» What to produce:
Among the following entries, how many lines hold the string "Search"? State only the number.

Information Start Marker

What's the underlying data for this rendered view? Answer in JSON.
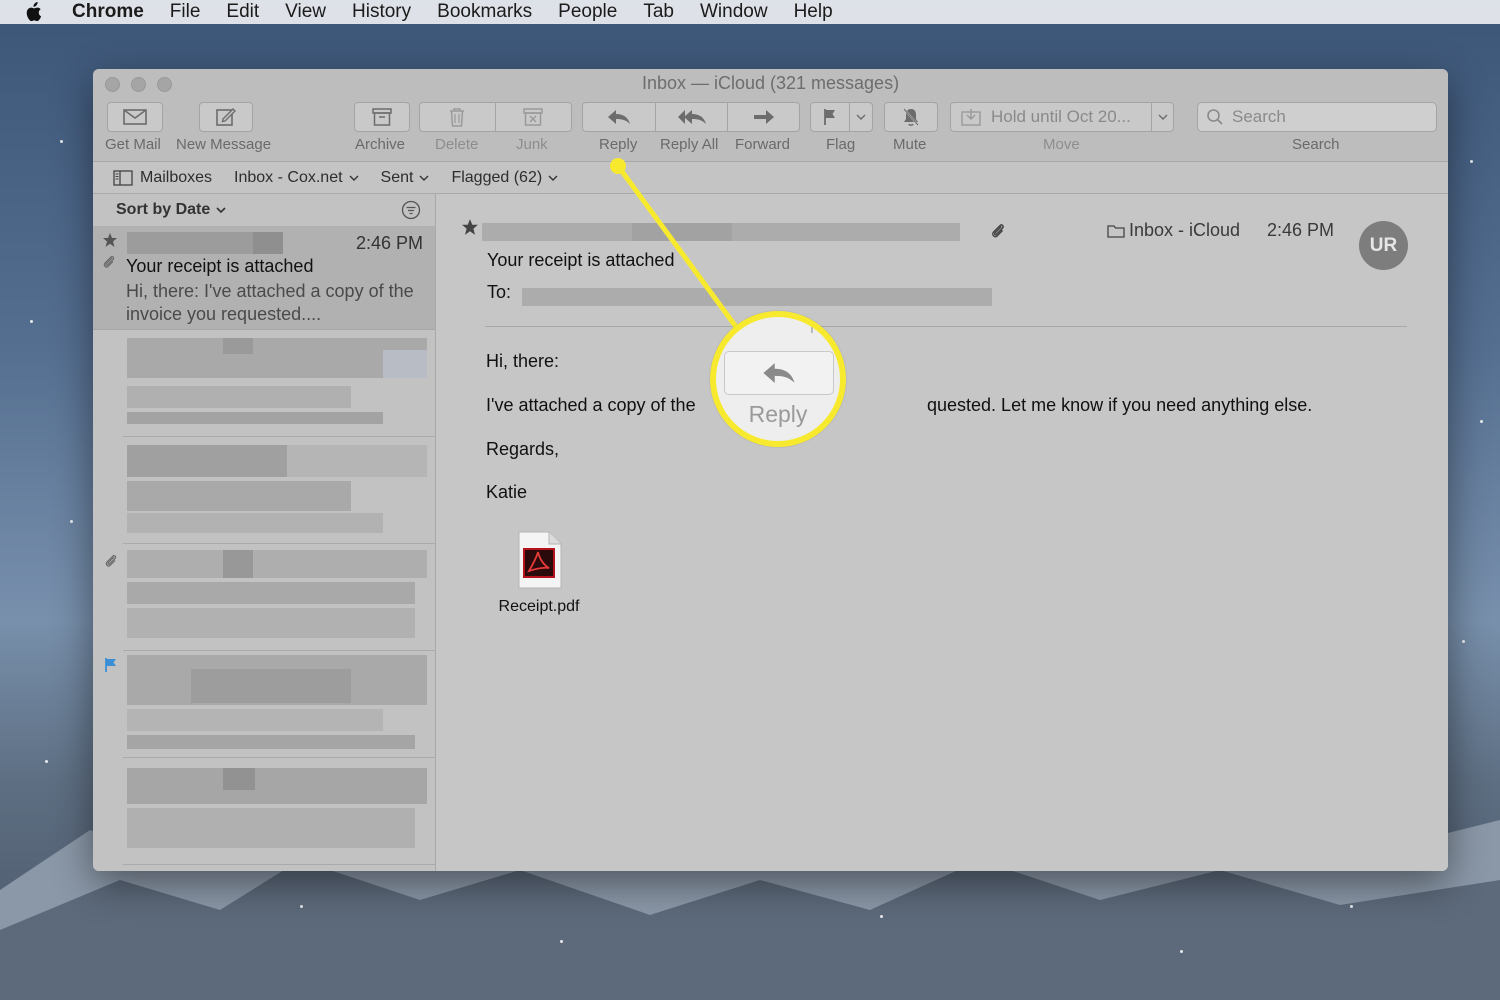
{
  "menubar": {
    "app": "Chrome",
    "items": [
      "File",
      "Edit",
      "View",
      "History",
      "Bookmarks",
      "People",
      "Tab",
      "Window",
      "Help"
    ]
  },
  "window": {
    "title": "Inbox — iCloud (321 messages)"
  },
  "toolbar": {
    "get_mail": "Get Mail",
    "new_message": "New Message",
    "archive": "Archive",
    "delete": "Delete",
    "junk": "Junk",
    "reply": "Reply",
    "reply_all": "Reply All",
    "forward": "Forward",
    "flag": "Flag",
    "mute": "Mute",
    "move_value": "Hold until Oct 20...",
    "move": "Move",
    "search_placeholder": "Search",
    "search": "Search"
  },
  "favorites": {
    "mailboxes": "Mailboxes",
    "inbox": "Inbox - Cox.net",
    "sent": "Sent",
    "flagged": "Flagged (62)"
  },
  "message_list": {
    "sort": "Sort by Date",
    "selected": {
      "time": "2:46 PM",
      "subject": "Your receipt is attached",
      "preview": "Hi, there: I've attached a copy of the invoice you requested...."
    }
  },
  "reader": {
    "mailbox": "Inbox - iCloud",
    "time": "2:46 PM",
    "avatar": "UR",
    "subject": "Your receipt is attached",
    "to_label": "To:",
    "greeting": "Hi, there:",
    "body_start": "I've attached a copy of the",
    "body_end": "quested. Let me know if you need anything else.",
    "closing": "Regards,",
    "signature": "Katie",
    "attachment": "Receipt.pdf"
  },
  "callout": {
    "label": "Reply"
  },
  "colors": {
    "callout": "#f7ea2e",
    "flag": "#3a8fd6",
    "pdf_red": "#b5121b"
  }
}
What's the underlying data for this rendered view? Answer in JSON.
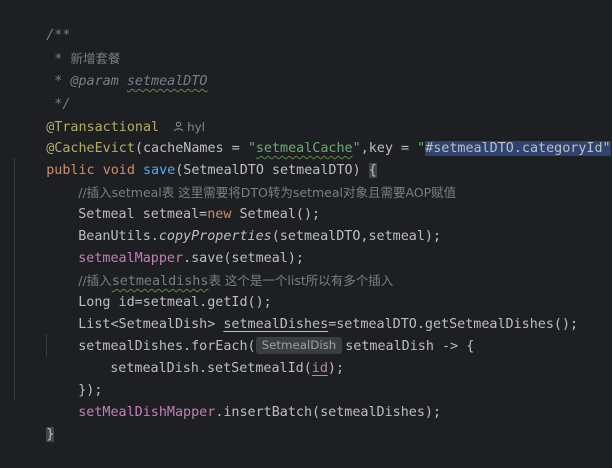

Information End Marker

» Finished task:
2